In my effort to convince a roomful of women to sign up for my memoir writing workshop, I assembled a list of ten very persuasive reasons why everyone should write memoirs. One qualifier: memoirs are not necessarily written only with publication as our goal.

(Yes, I presented 10 but the reasons are in the hundreds!)

1. Writing your memoir helps you discover who you are and how you got to your present place in life.

2. When you write about your life, others learn life lessons from reading your work.

3. Writing about your life increases your self-esteem because the process of remembering long-forgotten events enables you to share with your siblings, your children and grandchildren.

4. Writing your own “truth” not anyone else’s is entirely about perceptions – yours, and consequently can be very liberating.

5. Writing your memoir provides you with the means to save your memories, can result in added insight and offers a vehicle by which to share your memories.

6. The process of writing about your life increases brain activity as you search your memories. The process of trying to remember specifics stimulates brain activity which helps grow neurons.

7. Journaling and life-writing has proven to be therapeutic and healing; it helps resolve dilemmas, focus your goals and vision and can lead you to recreate yourself.

8. Writing enhances creativity but writing about your life encourages you to become a better observer of your family and of your surroundings.

9. Writing your memoir provides a great sense of accomplishment.

10. Your memoir – regardless of its style, is your legacy, your kids’ and grand-kids  legacies, and provides a connecting thread between our pasts and futures.
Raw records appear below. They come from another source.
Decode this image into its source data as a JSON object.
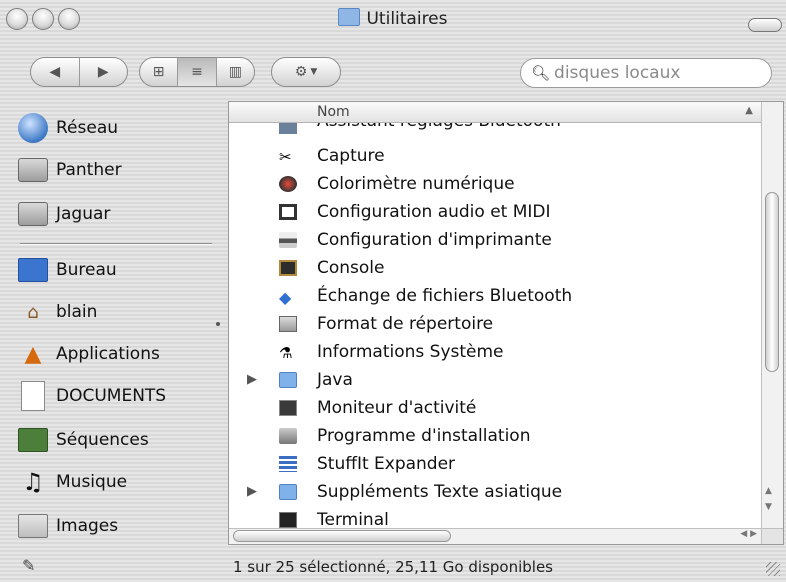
{
  "window": {
    "title": "Utilitaires",
    "controls": [
      "close",
      "minimize",
      "zoom"
    ]
  },
  "toolbar": {
    "back_icon": "back-arrow-icon",
    "forward_icon": "forward-arrow-icon",
    "view_modes": [
      "icon-view",
      "list-view",
      "column-view"
    ],
    "selected_view": "list-view",
    "action_icon": "gear-icon",
    "search": {
      "value": "disques locaux",
      "icon": "magnifier-icon"
    }
  },
  "sidebar": {
    "volumes": [
      {
        "label": "Réseau",
        "icon": "network-globe-icon"
      },
      {
        "label": "Panther",
        "icon": "hard-disk-icon"
      },
      {
        "label": "Jaguar",
        "icon": "hard-disk-icon"
      }
    ],
    "places": [
      {
        "label": "Bureau",
        "icon": "desktop-icon"
      },
      {
        "label": "blain",
        "icon": "home-icon"
      },
      {
        "label": "Applications",
        "icon": "applications-icon"
      },
      {
        "label": "DOCUMENTS",
        "icon": "document-icon"
      },
      {
        "label": "Séquences",
        "icon": "clapper-icon"
      },
      {
        "label": "Musique",
        "icon": "music-note-icon"
      },
      {
        "label": "Images",
        "icon": "pictures-icon"
      }
    ]
  },
  "list": {
    "column_header": "Nom",
    "sort_indicator": "ascending",
    "rows": [
      {
        "name": "Assistant réglages Bluetooth",
        "icon": "bluetooth-assistant-icon",
        "folder": false,
        "clipped": true
      },
      {
        "name": "Capture",
        "icon": "scissors-icon",
        "folder": false
      },
      {
        "name": "Colorimètre numérique",
        "icon": "color-meter-icon",
        "folder": false
      },
      {
        "name": "Configuration audio et MIDI",
        "icon": "midi-keyboard-icon",
        "folder": false
      },
      {
        "name": "Configuration d'imprimante",
        "icon": "printer-icon",
        "folder": false
      },
      {
        "name": "Console",
        "icon": "console-icon",
        "folder": false
      },
      {
        "name": "Échange de fichiers Bluetooth",
        "icon": "bluetooth-icon",
        "folder": false
      },
      {
        "name": "Format de répertoire",
        "icon": "directory-icon",
        "folder": false
      },
      {
        "name": "Informations Système",
        "icon": "system-info-icon",
        "folder": false
      },
      {
        "name": "Java",
        "icon": "folder-icon",
        "folder": true
      },
      {
        "name": "Moniteur d'activité",
        "icon": "activity-monitor-icon",
        "folder": false
      },
      {
        "name": "Programme d'installation",
        "icon": "installer-icon",
        "folder": false
      },
      {
        "name": "StuffIt Expander",
        "icon": "stuffit-icon",
        "folder": false
      },
      {
        "name": "Suppléments Texte asiatique",
        "icon": "folder-icon",
        "folder": true
      },
      {
        "name": "Terminal",
        "icon": "terminal-icon",
        "folder": false
      }
    ]
  },
  "status_bar": {
    "text": "1 sur 25 sélectionné, 25,11 Go disponibles",
    "left_icon": "write-disabled-icon"
  },
  "colors": {
    "folder_blue": "#7fb2e8",
    "search_placeholder": "#8a8a8a"
  }
}
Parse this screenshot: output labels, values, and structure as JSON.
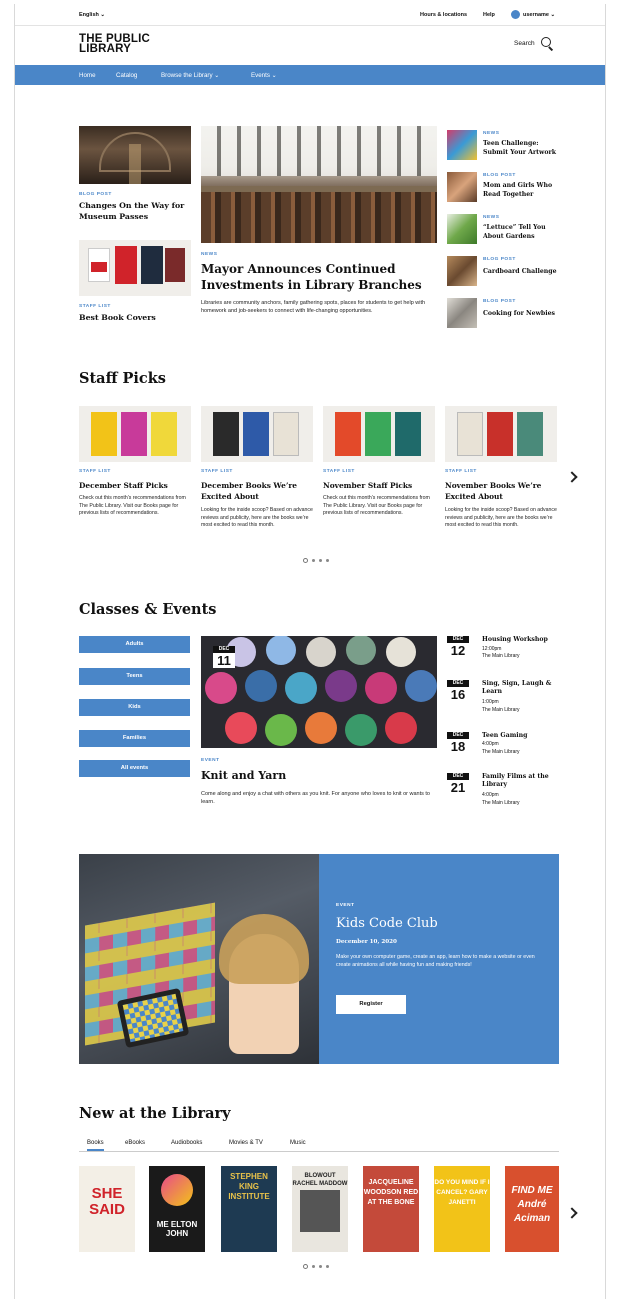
{
  "utility": {
    "language": "English ⌄",
    "hours": "Hours & locations",
    "help": "Help",
    "username": "username ⌄"
  },
  "header": {
    "logo_line1": "THE PUBLIC",
    "logo_line2": "LIBRARY",
    "search_label": "Search"
  },
  "nav": {
    "home": "Home",
    "catalog": "Catalog",
    "browse": "Browse the Library ⌄",
    "events": "Events ⌄"
  },
  "featured": {
    "left_top": {
      "label": "BLOG POST",
      "title": "Changes On the Way for Museum Passes"
    },
    "left_bottom": {
      "label": "STAFF LIST",
      "title": "Best Book Covers"
    },
    "main": {
      "label": "NEWS",
      "title": "Mayor Announces Continued Investments in Library Branches",
      "body": "Libraries are community anchors, family gathering spots, places for students to get help with homework and job-seekers to connect with life-changing opportunities."
    },
    "side": [
      {
        "label": "NEWS",
        "title": "Teen Challenge: Submit Your Artwork"
      },
      {
        "label": "BLOG POST",
        "title": "Mom and Girls Who Read Together"
      },
      {
        "label": "NEWS",
        "title": "“Lettuce” Tell You About Gardens"
      },
      {
        "label": "BLOG POST",
        "title": "Cardboard Challenge"
      },
      {
        "label": "BLOG POST",
        "title": "Cooking for Newbies"
      }
    ]
  },
  "staff_picks": {
    "heading": "Staff Picks",
    "cards": [
      {
        "label": "STAFF LIST",
        "title": "December Staff Picks",
        "body": "Check out this month’s recommendations from The Public Library. Visit our Books page for previous lists of recommendations."
      },
      {
        "label": "STAFF LIST",
        "title": "December Books We’re Excited About",
        "body": "Looking for the inside scoop? Based on advance reviews and publicity, here are the books we’re most excited to read this month."
      },
      {
        "label": "STAFF LIST",
        "title": "November Staff Picks",
        "body": "Check out this month’s recommendations from The Public Library. Visit our Books page for previous lists of recommendations."
      },
      {
        "label": "STAFF LIST",
        "title": "November Books We’re Excited About",
        "body": "Looking for the inside scoop? Based on advance reviews and publicity, here are the books we’re most excited to read this month."
      }
    ]
  },
  "classes_events": {
    "heading": "Classes & Events",
    "filters": [
      "Adults",
      "Teens",
      "Kids",
      "Families",
      "All events"
    ],
    "featured": {
      "month": "DEC",
      "day": "11",
      "label": "EVENT",
      "title": "Knit and Yarn",
      "body": "Come along and enjoy a chat with others as you knit. For anyone who loves to knit or wants to learn."
    },
    "list": [
      {
        "month": "DEC",
        "day": "12",
        "title": "Housing Workshop",
        "time": "12:00pm",
        "place": "The Main Library"
      },
      {
        "month": "DEC",
        "day": "16",
        "title": "Sing, Sign, Laugh & Learn",
        "time": "1:00pm",
        "place": "The Main Library"
      },
      {
        "month": "DEC",
        "day": "18",
        "title": "Teen Gaming",
        "time": "4:00pm",
        "place": "The Main Library"
      },
      {
        "month": "DEC",
        "day": "21",
        "title": "Family Films at the Library",
        "time": "4:00pm",
        "place": "The Main Library"
      }
    ]
  },
  "promo": {
    "label": "EVENT",
    "title": "Kids Code Club",
    "date": "December 10, 2020",
    "body": "Make your own computer game, create an app, learn how to make a website or even create animations all while having fun and making friends!",
    "button": "Register"
  },
  "new_at_library": {
    "heading": "New at the Library",
    "tabs": [
      "Books",
      "eBooks",
      "Audiobooks",
      "Movies & TV",
      "Music"
    ],
    "books": [
      {
        "title": "SHE SAID",
        "color": "#f3efe6",
        "text_color": "#d0232a"
      },
      {
        "title": "ME ELTON JOHN",
        "color": "#1a1a1a",
        "text_color": "#ffffff"
      },
      {
        "title": "STEPHEN KING INSTITUTE",
        "color": "#1e3a52",
        "text_color": "#e8c24a"
      },
      {
        "title": "BLOWOUT RACHEL MADDOW",
        "color": "#e9e6df",
        "text_color": "#222222"
      },
      {
        "title": "JACQUELINE WOODSON RED AT THE BONE",
        "color": "#c44a3a",
        "text_color": "#ffffff"
      },
      {
        "title": "DO YOU MIND IF I CANCEL? GARY JANETTI",
        "color": "#f2c318",
        "text_color": "#ffffff"
      },
      {
        "title": "FIND ME André Aciman",
        "color": "#d8502e",
        "text_color": "#ffffff"
      }
    ]
  },
  "colors": {
    "accent": "#4a86c8"
  }
}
But more than anything - our stories make us human because our stories have universality.
Einstein is credited with once having said,

   “ The universe is made not of atoms but of stories!”